  3. copy()
  4. componentN() functions

Whenever you want to exclude some property from being part of automatically created functions, you should declare it inside the class.

The copy function is very useful when you want to copy the object with minimal changes to it:

val student = Student(1, "John", "Smith")
val student2 = student.copy(id = 2, name = "Anne")

There are two facts you should remember when using data classes.

First, that the compiler won’t generate equals(), hashCode() or toString() if the class or its superclass contains any implementation of them.

And second, that you can’t implement componentN() and copy() functions by yourself.

Overloading Operators

Let’s have a look at yet another interesting thing you can do in Kotlin — you can overload operators like +, , *, < and many more. You can do so by writing a member function or an extension function with the proper name.

Here are some quick but highly interesting examples:

class Plane(var currentSpeed: Double) {
    operator fun inc(): Plane {
        currentSpeed += 50.0
        return this

    operator fun minus(number: Double) {
        currentSpeed = if(currentSpeed < number) 0.0 else currentSpeed - number

    operator fun invoke(speed: Double) {
        currentSpeed = speed

    operator fun compareTo(plane: Plane): Int {
        return currentSpeed.compareTo(plane.currentSpeed)

var plane = Plane(0.0)
assertEquals(50.0, plane.currentSpeed)

var plane = Plane(1000.0)
plane - 500.0
assertEquals(500.0, plane.currentSpeed)

var plane = Plane(0.0)
assertEquals(150.0, plane.currentSpeed)

var plane = Plane(0.0)
var plane2 = Plane(150.0)
assertTrue(plane < (plane2))

The complete list of operators you can overload is on the Kotlin documentation web page.

Mutable and Immutable Collections

Unlike Java, the Kotlin Collections API has separate interfaces for mutable and immutable collections.
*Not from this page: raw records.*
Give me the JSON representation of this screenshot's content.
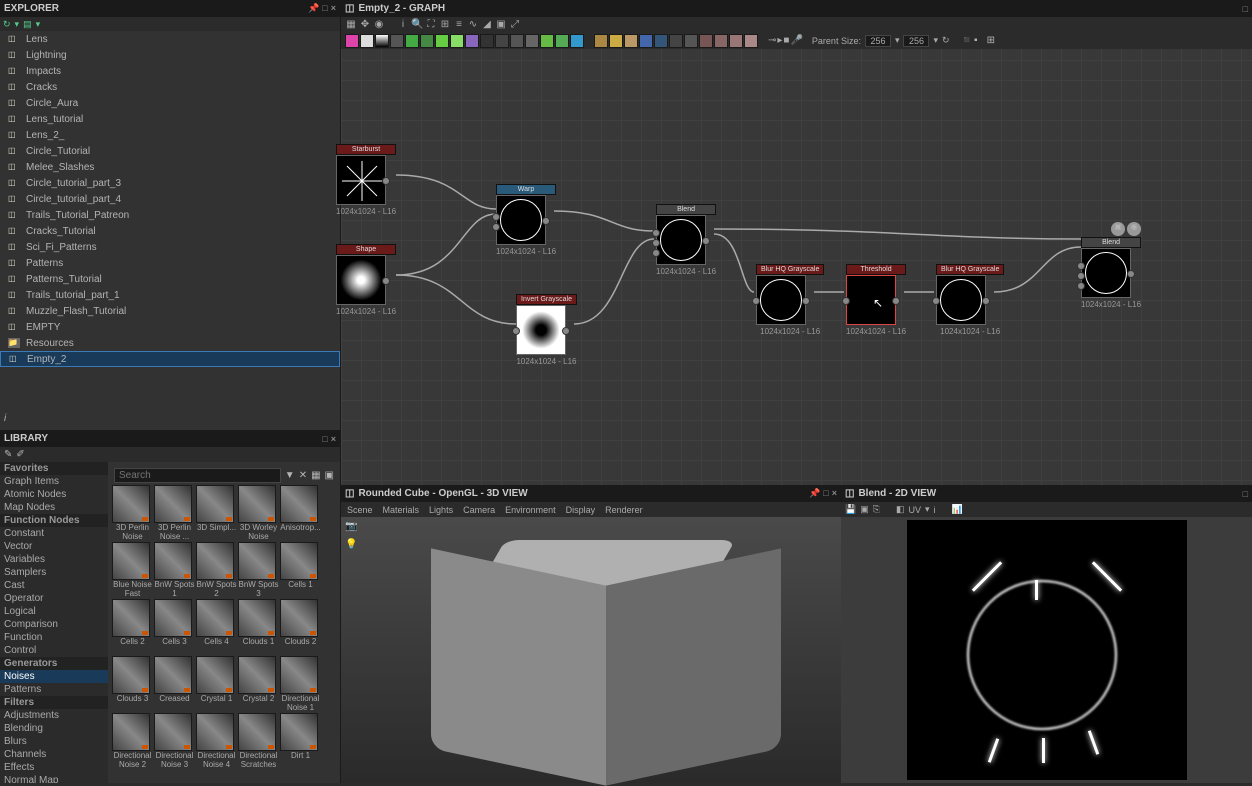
{
  "explorer": {
    "title": "EXPLORER",
    "items": [
      {
        "label": "Lens"
      },
      {
        "label": "Lightning"
      },
      {
        "label": "Impacts"
      },
      {
        "label": "Cracks"
      },
      {
        "label": "Circle_Aura"
      },
      {
        "label": "Lens_tutorial"
      },
      {
        "label": "Lens_2_"
      },
      {
        "label": "Circle_Tutorial"
      },
      {
        "label": "Melee_Slashes"
      },
      {
        "label": "Circle_tutorial_part_3"
      },
      {
        "label": "Circle_tutorial_part_4"
      },
      {
        "label": "Trails_Tutorial_Patreon"
      },
      {
        "label": "Cracks_Tutorial"
      },
      {
        "label": "Sci_Fi_Patterns"
      },
      {
        "label": "Patterns"
      },
      {
        "label": "Patterns_Tutorial"
      },
      {
        "label": "Trails_tutorial_part_1"
      },
      {
        "label": "Muzzle_Flash_Tutorial"
      },
      {
        "label": "EMPTY"
      },
      {
        "label": "Resources",
        "folder": true
      },
      {
        "label": "Empty_2",
        "selected": true
      }
    ]
  },
  "graph": {
    "title": "Empty_2 - GRAPH",
    "parent_size_label": "Parent Size:",
    "parent_w": "256",
    "parent_h": "256",
    "nodes": {
      "n1": {
        "title": "Starburst",
        "footer": "1024x1024 - L16"
      },
      "n2": {
        "title": "Shape",
        "footer": "1024x1024 - L16"
      },
      "n3": {
        "title": "Warp",
        "footer": "1024x1024 - L16"
      },
      "n4": {
        "title": "Invert Grayscale",
        "footer": "1024x1024 - L16"
      },
      "n5": {
        "title": "Blend",
        "footer": "1024x1024 - L16"
      },
      "n6": {
        "title": "Blur HQ Grayscale",
        "footer": "1024x1024 - L16"
      },
      "n7": {
        "title": "Threshold",
        "footer": "1024x1024 - L16"
      },
      "n8": {
        "title": "Blur HQ Grayscale",
        "footer": "1024x1024 - L16"
      },
      "n9": {
        "title": "Blend",
        "footer": "1024x1024 - L16"
      }
    }
  },
  "library": {
    "title": "LIBRARY",
    "search_placeholder": "Search",
    "categories": [
      {
        "label": "Favorites",
        "header": true
      },
      {
        "label": "Graph Items"
      },
      {
        "label": "Atomic Nodes"
      },
      {
        "label": "Map Nodes"
      },
      {
        "label": "Function Nodes",
        "header": true
      },
      {
        "label": "Constant"
      },
      {
        "label": "Vector"
      },
      {
        "label": "Variables"
      },
      {
        "label": "Samplers"
      },
      {
        "label": "Cast"
      },
      {
        "label": "Operator"
      },
      {
        "label": "Logical"
      },
      {
        "label": "Comparison"
      },
      {
        "label": "Function"
      },
      {
        "label": "Control"
      },
      {
        "label": "Generators",
        "header": true
      },
      {
        "label": "Noises",
        "selected": true
      },
      {
        "label": "Patterns"
      },
      {
        "label": "Filters",
        "header": true
      },
      {
        "label": "Adjustments"
      },
      {
        "label": "Blending"
      },
      {
        "label": "Blurs"
      },
      {
        "label": "Channels"
      },
      {
        "label": "Effects"
      },
      {
        "label": "Normal Map"
      }
    ],
    "thumbs": [
      {
        "label": "3D Perlin Noise"
      },
      {
        "label": "3D Perlin Noise ..."
      },
      {
        "label": "3D Simpl..."
      },
      {
        "label": "3D Worley Noise"
      },
      {
        "label": "Anisotrop..."
      },
      {
        "label": "Blue Noise Fast"
      },
      {
        "label": "BnW Spots 1"
      },
      {
        "label": "BnW Spots 2"
      },
      {
        "label": "BnW Spots 3"
      },
      {
        "label": "Cells 1"
      },
      {
        "label": "Cells 2"
      },
      {
        "label": "Cells 3"
      },
      {
        "label": "Cells 4"
      },
      {
        "label": "Clouds 1"
      },
      {
        "label": "Clouds 2"
      },
      {
        "label": "Clouds 3"
      },
      {
        "label": "Creased"
      },
      {
        "label": "Crystal 1"
      },
      {
        "label": "Crystal 2"
      },
      {
        "label": "Directional Noise 1"
      },
      {
        "label": "Directional Noise 2"
      },
      {
        "label": "Directional Noise 3"
      },
      {
        "label": "Directional Noise 4"
      },
      {
        "label": "Directional Scratches"
      },
      {
        "label": "Dirt 1"
      }
    ]
  },
  "view3d": {
    "title": "Rounded Cube - OpenGL - 3D VIEW",
    "tabs": [
      "Scene",
      "Materials",
      "Lights",
      "Camera",
      "Environment",
      "Display",
      "Renderer"
    ]
  },
  "view2d": {
    "title": "Blend - 2D VIEW",
    "uv_label": "UV"
  }
}
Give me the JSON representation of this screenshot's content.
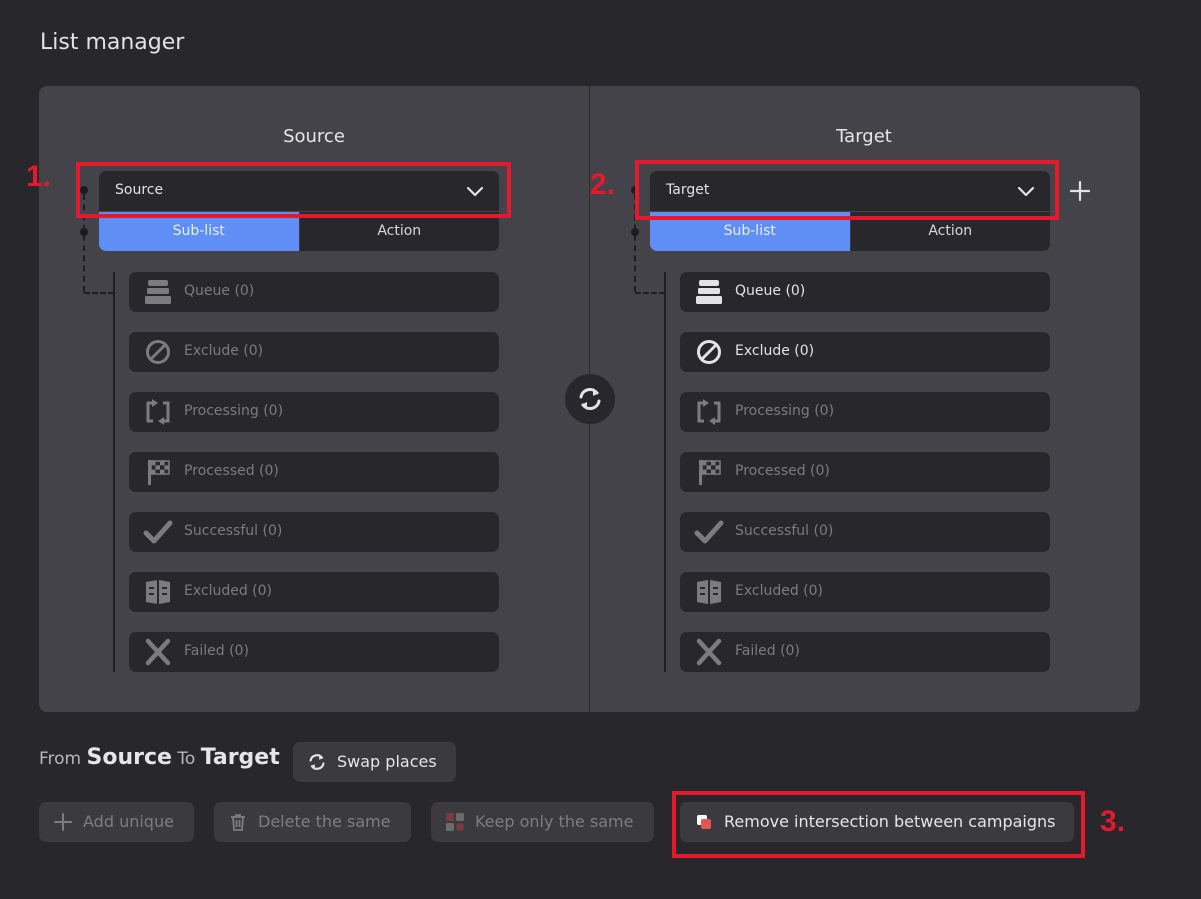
{
  "page": {
    "title": "List manager"
  },
  "source": {
    "heading": "Source",
    "select_value": "Source",
    "tabs": [
      "Sub-list",
      "Action"
    ],
    "active_tab": "Sub-list",
    "items": [
      {
        "label": "Queue (0)",
        "icon": "queue-icon"
      },
      {
        "label": "Exclude (0)",
        "icon": "exclude-icon"
      },
      {
        "label": "Processing (0)",
        "icon": "processing-icon"
      },
      {
        "label": "Processed (0)",
        "icon": "checkered-flag-icon"
      },
      {
        "label": "Successful (0)",
        "icon": "checkmark-icon"
      },
      {
        "label": "Excluded (0)",
        "icon": "excluded-icon"
      },
      {
        "label": "Failed (0)",
        "icon": "x-icon"
      }
    ]
  },
  "target": {
    "heading": "Target",
    "select_value": "Target",
    "tabs": [
      "Sub-list",
      "Action"
    ],
    "active_tab": "Sub-list",
    "items": [
      {
        "label": "Queue (0)",
        "icon": "queue-icon",
        "enabled": true
      },
      {
        "label": "Exclude (0)",
        "icon": "exclude-icon",
        "enabled": true
      },
      {
        "label": "Processing (0)",
        "icon": "processing-icon"
      },
      {
        "label": "Processed (0)",
        "icon": "checkered-flag-icon"
      },
      {
        "label": "Successful (0)",
        "icon": "checkmark-icon"
      },
      {
        "label": "Excluded (0)",
        "icon": "excluded-icon"
      },
      {
        "label": "Failed (0)",
        "icon": "x-icon"
      }
    ]
  },
  "summary": {
    "from_word": "From",
    "source_name": "Source",
    "to_word": "To",
    "target_name": "Target",
    "swap_label": "Swap places"
  },
  "actions": {
    "add_unique": "Add unique",
    "delete_same": "Delete the same",
    "keep_same": "Keep only the same",
    "remove_intersection": "Remove intersection between campaigns"
  },
  "annotations": [
    "1.",
    "2.",
    "3."
  ],
  "colors": {
    "background": "#27272c",
    "panel": "#434349",
    "accent": "#5f8ff5",
    "annotation": "#e3192d"
  }
}
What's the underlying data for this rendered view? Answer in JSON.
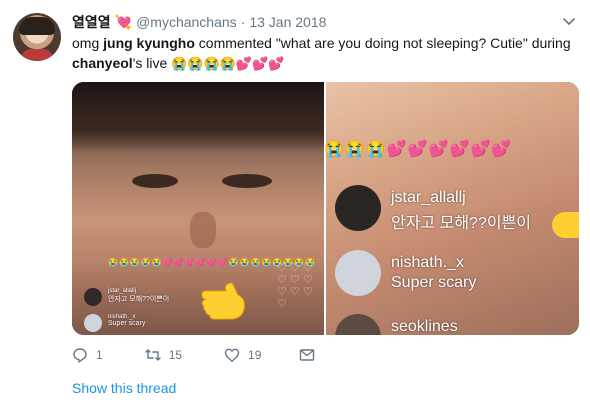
{
  "author": {
    "display_name": "열열열",
    "name_emoji": "💘",
    "handle": "@mychanchans",
    "separator": "·",
    "date": "13 Jan 2018"
  },
  "tweet": {
    "part1": "omg ",
    "bold1": "jung kyungho",
    "part2": " commented \"what are you doing not sleeping? Cutie\" during ",
    "bold2": "chanyeol",
    "part3": "'s live ",
    "emojis": "😭😭😭😭💕💕💕"
  },
  "media": {
    "small_emoji_row": "😭😭😭😭😭💕💕💕💕💕💕😭😭😭😭😭😭😭😭",
    "big_emoji_row": "😭😭😭💕💕💕💕💕💕",
    "small_comments": [
      {
        "name": "jstar_allallj",
        "text": "안자고 모해??이쁜이"
      },
      {
        "name": "nishath._x",
        "text": "Super scary"
      }
    ],
    "big_comments": [
      {
        "name": "jstar_allallj",
        "text": "안자고 모해??이쁜이"
      },
      {
        "name": "nishath._x",
        "text": "Super scary"
      },
      {
        "name": "seoklines",
        "text": ""
      }
    ],
    "hearts": "♡ ♡ ♡ ♡ ♡ ♡ ♡ ♡ ♡ ♡"
  },
  "actions": {
    "replies": "1",
    "retweets": "15",
    "likes": "19"
  },
  "show_thread": "Show this thread",
  "colors": {
    "link": "#1b95e0",
    "muted": "#657786",
    "text": "#14171a",
    "pointer": "#ffce31"
  },
  "icons": [
    "caret-down-icon",
    "reply-icon",
    "retweet-icon",
    "like-icon",
    "share-mail-icon",
    "pointing-hand-icon"
  ]
}
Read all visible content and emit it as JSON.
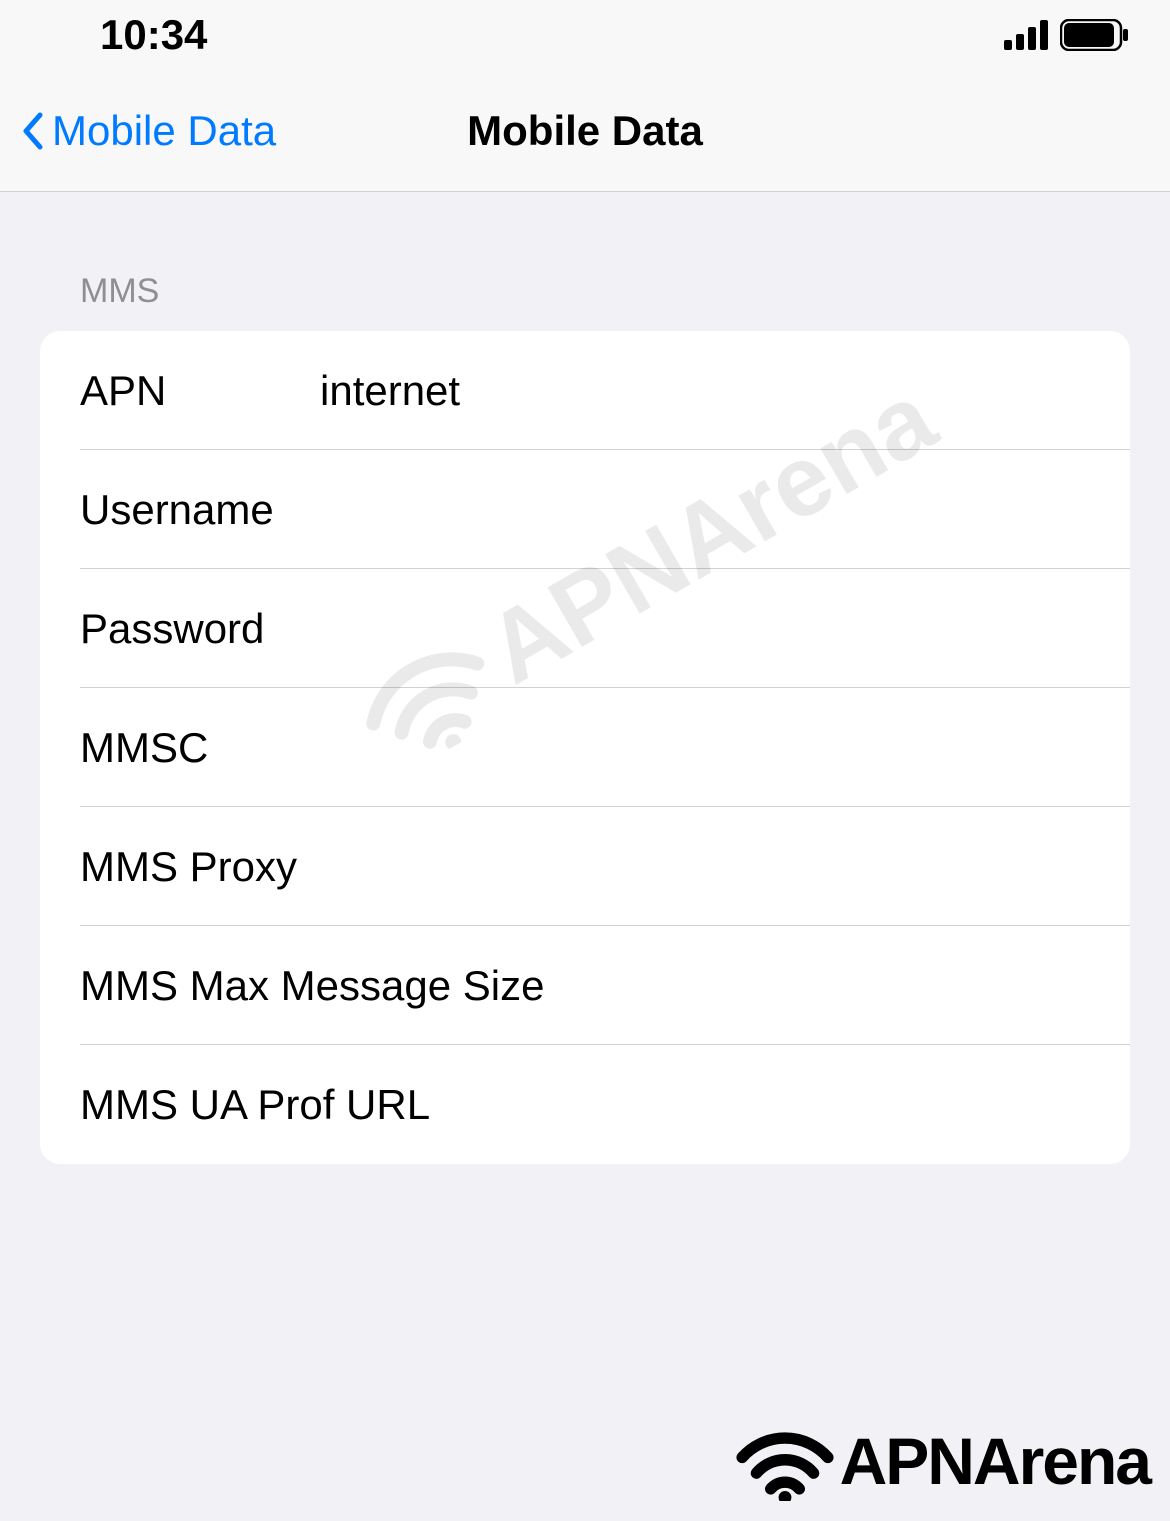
{
  "statusBar": {
    "time": "10:34"
  },
  "navBar": {
    "backLabel": "Mobile Data",
    "title": "Mobile Data"
  },
  "section": {
    "header": "MMS",
    "rows": {
      "apn": {
        "label": "APN",
        "value": "internet"
      },
      "username": {
        "label": "Username",
        "value": ""
      },
      "password": {
        "label": "Password",
        "value": ""
      },
      "mmsc": {
        "label": "MMSC",
        "value": ""
      },
      "mmsProxy": {
        "label": "MMS Proxy",
        "value": ""
      },
      "mmsMaxSize": {
        "label": "MMS Max Message Size",
        "value": ""
      },
      "mmsUaProf": {
        "label": "MMS UA Prof URL",
        "value": ""
      }
    }
  },
  "watermark": {
    "text": "APNArena"
  }
}
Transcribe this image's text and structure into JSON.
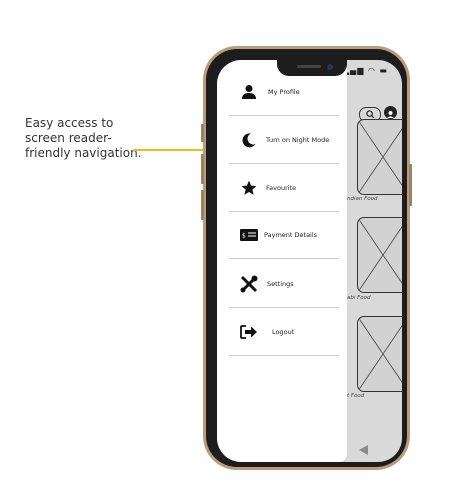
{
  "annotation": {
    "text": "Easy access to screen reader-friendly navigation.",
    "arrow_color": "#f3b81c"
  },
  "drawer": {
    "items": [
      {
        "label": "My Profile",
        "icon": "person-icon"
      },
      {
        "label": "Turn on Night Mode",
        "icon": "crescent-moon-icon"
      },
      {
        "label": "Favourite",
        "icon": "star-icon"
      },
      {
        "label": "Payment Details",
        "icon": "card-icon"
      },
      {
        "label": "Settings",
        "icon": "tools-icon"
      },
      {
        "label": "Logout",
        "icon": "logout-icon"
      }
    ]
  },
  "background_screen": {
    "cards": [
      {
        "label": "ndian Food"
      },
      {
        "label": "abi Food"
      },
      {
        "label": "t Food"
      }
    ]
  }
}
You can use these to enforce a behavior on collections without throwing any exceptions as Java implementations do.

Let’s take a brief look at List interfaces:

val mutable = mutableListOf(1, 2, 3, 4, 5)


val immutable = listOf(1, 2, 3, 4, 5)

immutable.size == 5

As you can see, there are List and MutableList interfaces. The List interface is for ensuring that the collection will be immutable. That’s why it doesn’t contain any mutators.

On the other hand, there is the MutableList interface, which allows programmers to change the collection as they want.

There are also mutable and immutable interfaces for sets and maps.

No More Primitive Types

During compilation, some Java types are converted to their corresponding types in Kotlin. This rule applies to both primitive types as well as their wrappers.

Here’s the list of mappings:

  • boolean -> kotlin.Boolean
  • byte -> kotlin.Byte
  • char -> kotlin.Char
  • double -> kotlin.Double
  • float -> kotlin.Float
  • int -> kotlin.Int
  • long -> kotlin.Long
  • short -> kotlin.Short

It’s worth noting that the compiler maps primitives to non-null types. By contrast, it converts wrapper classes such as Long or Integer to nullable classes, such as kotlin.Long? or kotlin.Int?.


Kotlin is becoming a polished, mature, highly powerful language.

In this article, you’ve learned many new features that you may encounter in Kotlin. Most of these features were introduced in order to eliminate some of the problems developers often see in Java.

Probably the most important is the elimination of the often unexpected occurrence of NullPointerException. On the other hand, many new features available in Kotlin reduce the amount of boilerplate code in developers’ daily routines.

Due to the complete interoperability between Kotlin and Java, you don’t have to use features of only one language. You can benefit from both at the same time. That’s why Kotlin is worth considering when choosing the technological stack for a new project.

As usual, all the code samples are available in the GitHub project.

Inline Feedbacks
View all comments